Deepak Sehgall (Amitabh Bachchan) is a lawyer suffering from bipolar disorder who experiences frequent mood swings. He represents the girls in the court. The film revolves around how Deepak fights the girls’ case against these influential boys.

Pink Movie Review :

Pink (2016) Movie Review By Times of India‎

Pink is a powerful statement on the existing feudal mindset of a majority of India, where men and women are judged by a different yardstick. And if the man happens to be from a powerful family, then the fight for justice is even more skewed.
Full Review

Rating : 4.5/5

Pink (2016) Movie Review By Mid Day

So, yeah, you know where this film is coming from. What I’m interested in, or at least we ought to be, is where this film is going — ideally to all those people and places in India, still grappling with a seemingly radical idea that men and women are just, well, you know, equal. It’s shocking, as Pink puts it, the views some of the most unlikely men hold about women — on the basis of how they dress, what they drink, who they love, where they live… Even as we see more and more females in public, party, and work places. Yes, Pink does compel you to think. And that’s not all it does.
Full Review

Rating : 4/5

Pink (2016) Movie Review By Mumbai Mirror

Being a single woman in Delhi makes for fragile existence. Constantly scoped by the prying eyes of neighbours who deduce her character based on when she returns home and the guests she entertains, it is an unsettling world. This is the backdrop of Aniruddha Roy Chowdhury’s Pink, which effectively transfers the fears and frustrations of its characters onto the audience. The most pertinent point this film underlines is the feudal mindset of the milieu, amplified by the sense of male entitlement that eliminates consent.
Full Review

Rating : 4/5

Pink (2016) Movie Review By Bollywood Life

The movie might remind you a little of Sunny Deol, Rishi Kapoor and Meenakshi Seshadri’s Damini, especially the courtroom scenes but Pink addresses a rather larger issue which is consent. Amitabh Bachchan plays the role of Deepak Sehgal who used to be a famous lawyer and quit his practice after being diagnosed with bipolar disorder. He lives under the shadow of his ailing wife who is in the ICU. He, himself, has several health problems and constantly wears a mask to breathe properly (which reminds you of Darth Vader a little bit).
Full Review

Rating : 4/5

Pink (2016) Movie Review By India.com

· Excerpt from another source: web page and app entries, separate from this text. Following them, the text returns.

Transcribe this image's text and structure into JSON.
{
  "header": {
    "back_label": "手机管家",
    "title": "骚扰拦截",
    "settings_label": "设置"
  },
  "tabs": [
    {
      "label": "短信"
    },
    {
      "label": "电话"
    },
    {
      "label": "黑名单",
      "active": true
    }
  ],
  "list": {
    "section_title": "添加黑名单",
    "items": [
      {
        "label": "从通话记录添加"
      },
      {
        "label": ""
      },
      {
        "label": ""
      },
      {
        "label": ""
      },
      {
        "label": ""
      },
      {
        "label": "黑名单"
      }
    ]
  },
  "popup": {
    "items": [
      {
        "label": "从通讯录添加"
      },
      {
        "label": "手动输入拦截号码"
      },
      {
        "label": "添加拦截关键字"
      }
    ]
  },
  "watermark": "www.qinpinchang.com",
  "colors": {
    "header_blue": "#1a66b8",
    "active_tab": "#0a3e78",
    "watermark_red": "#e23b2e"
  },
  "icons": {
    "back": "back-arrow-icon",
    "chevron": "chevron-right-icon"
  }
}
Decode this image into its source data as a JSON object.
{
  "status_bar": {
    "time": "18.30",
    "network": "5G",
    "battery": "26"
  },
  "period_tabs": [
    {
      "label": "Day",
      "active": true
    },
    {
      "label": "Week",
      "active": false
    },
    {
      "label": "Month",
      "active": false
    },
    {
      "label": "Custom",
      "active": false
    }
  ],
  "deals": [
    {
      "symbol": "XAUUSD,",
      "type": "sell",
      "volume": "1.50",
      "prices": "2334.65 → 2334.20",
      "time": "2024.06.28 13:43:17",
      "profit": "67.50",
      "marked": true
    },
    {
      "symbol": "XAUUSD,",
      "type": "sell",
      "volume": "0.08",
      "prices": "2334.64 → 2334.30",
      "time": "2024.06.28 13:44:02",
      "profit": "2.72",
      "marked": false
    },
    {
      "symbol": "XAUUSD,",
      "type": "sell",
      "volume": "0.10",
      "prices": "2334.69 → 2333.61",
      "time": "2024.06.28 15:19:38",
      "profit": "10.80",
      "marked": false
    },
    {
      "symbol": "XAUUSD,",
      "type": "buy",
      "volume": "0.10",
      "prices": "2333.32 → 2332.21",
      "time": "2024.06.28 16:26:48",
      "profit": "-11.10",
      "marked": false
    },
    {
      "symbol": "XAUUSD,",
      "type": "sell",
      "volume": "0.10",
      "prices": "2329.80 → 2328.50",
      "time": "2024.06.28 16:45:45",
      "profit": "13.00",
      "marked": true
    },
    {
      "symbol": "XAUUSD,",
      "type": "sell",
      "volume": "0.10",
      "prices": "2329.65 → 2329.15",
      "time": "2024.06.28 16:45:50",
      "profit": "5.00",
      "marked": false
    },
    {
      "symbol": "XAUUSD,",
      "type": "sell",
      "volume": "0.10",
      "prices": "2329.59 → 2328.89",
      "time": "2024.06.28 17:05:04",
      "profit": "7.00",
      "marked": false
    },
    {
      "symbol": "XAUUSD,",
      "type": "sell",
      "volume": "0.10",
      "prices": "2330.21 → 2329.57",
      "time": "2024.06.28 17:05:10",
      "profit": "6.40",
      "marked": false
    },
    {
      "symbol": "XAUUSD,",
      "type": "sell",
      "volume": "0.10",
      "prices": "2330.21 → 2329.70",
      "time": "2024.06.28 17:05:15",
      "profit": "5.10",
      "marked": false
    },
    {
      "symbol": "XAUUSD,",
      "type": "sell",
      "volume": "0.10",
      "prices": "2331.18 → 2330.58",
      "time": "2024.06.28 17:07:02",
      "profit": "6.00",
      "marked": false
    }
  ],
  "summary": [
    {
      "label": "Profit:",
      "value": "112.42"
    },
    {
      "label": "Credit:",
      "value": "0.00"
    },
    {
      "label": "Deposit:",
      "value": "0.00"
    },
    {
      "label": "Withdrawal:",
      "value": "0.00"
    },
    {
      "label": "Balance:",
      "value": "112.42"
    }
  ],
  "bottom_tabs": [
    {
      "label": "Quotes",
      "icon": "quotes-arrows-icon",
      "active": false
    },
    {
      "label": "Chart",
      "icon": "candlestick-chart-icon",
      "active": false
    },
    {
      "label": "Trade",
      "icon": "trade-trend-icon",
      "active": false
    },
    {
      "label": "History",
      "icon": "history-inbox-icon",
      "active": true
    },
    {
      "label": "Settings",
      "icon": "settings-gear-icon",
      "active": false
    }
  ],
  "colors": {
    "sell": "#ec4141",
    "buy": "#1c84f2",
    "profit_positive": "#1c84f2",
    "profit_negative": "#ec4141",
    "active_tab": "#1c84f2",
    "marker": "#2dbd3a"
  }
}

Pink has a good amount of suspense, built right from the beginning. The film does not play out the abuse scenes in a voyeuristic way but actually makes you cringe, which is good. A far cry from Bollywood movies of the 1970s and ’80s where rape scenes were used for entertainment in masala flicks. Just like Udta Punjab thankfully did not show Alia Bhatt’s character’s rape in order to titillate, so does Pink – it refrains from making a mockery of the sexual abuse, as often happens in such films.
Full Review

Rating : 4/5

Pink (2016) Movie Review By Koimoi

Yes! All men who claim themselves to be liberal yet have no shame in categorizing girls into the ‘pategi’ zone based on their dressing, this a learning lesson for you. For girls I’d say it is so relatable that it could be anyone of you or your friends in this situation.
Full Review

Rating : 4/5

Pink (2016) Movie Review By Bollywood Hungama

On the whole, PINK is a compelling film which exposes hypocrisies and double standards against women in our society. With powerful performances from the star cast, the film leaves you shocked, stunned and speechless. At the Box Office, it will be patronized by the multiplex audiences and the positive word of mouth will translate into healthy footfalls for the movie. Don’t miss this one as it hammers home a very powerful message.
Full Review

Rating : 4/5

Trailer :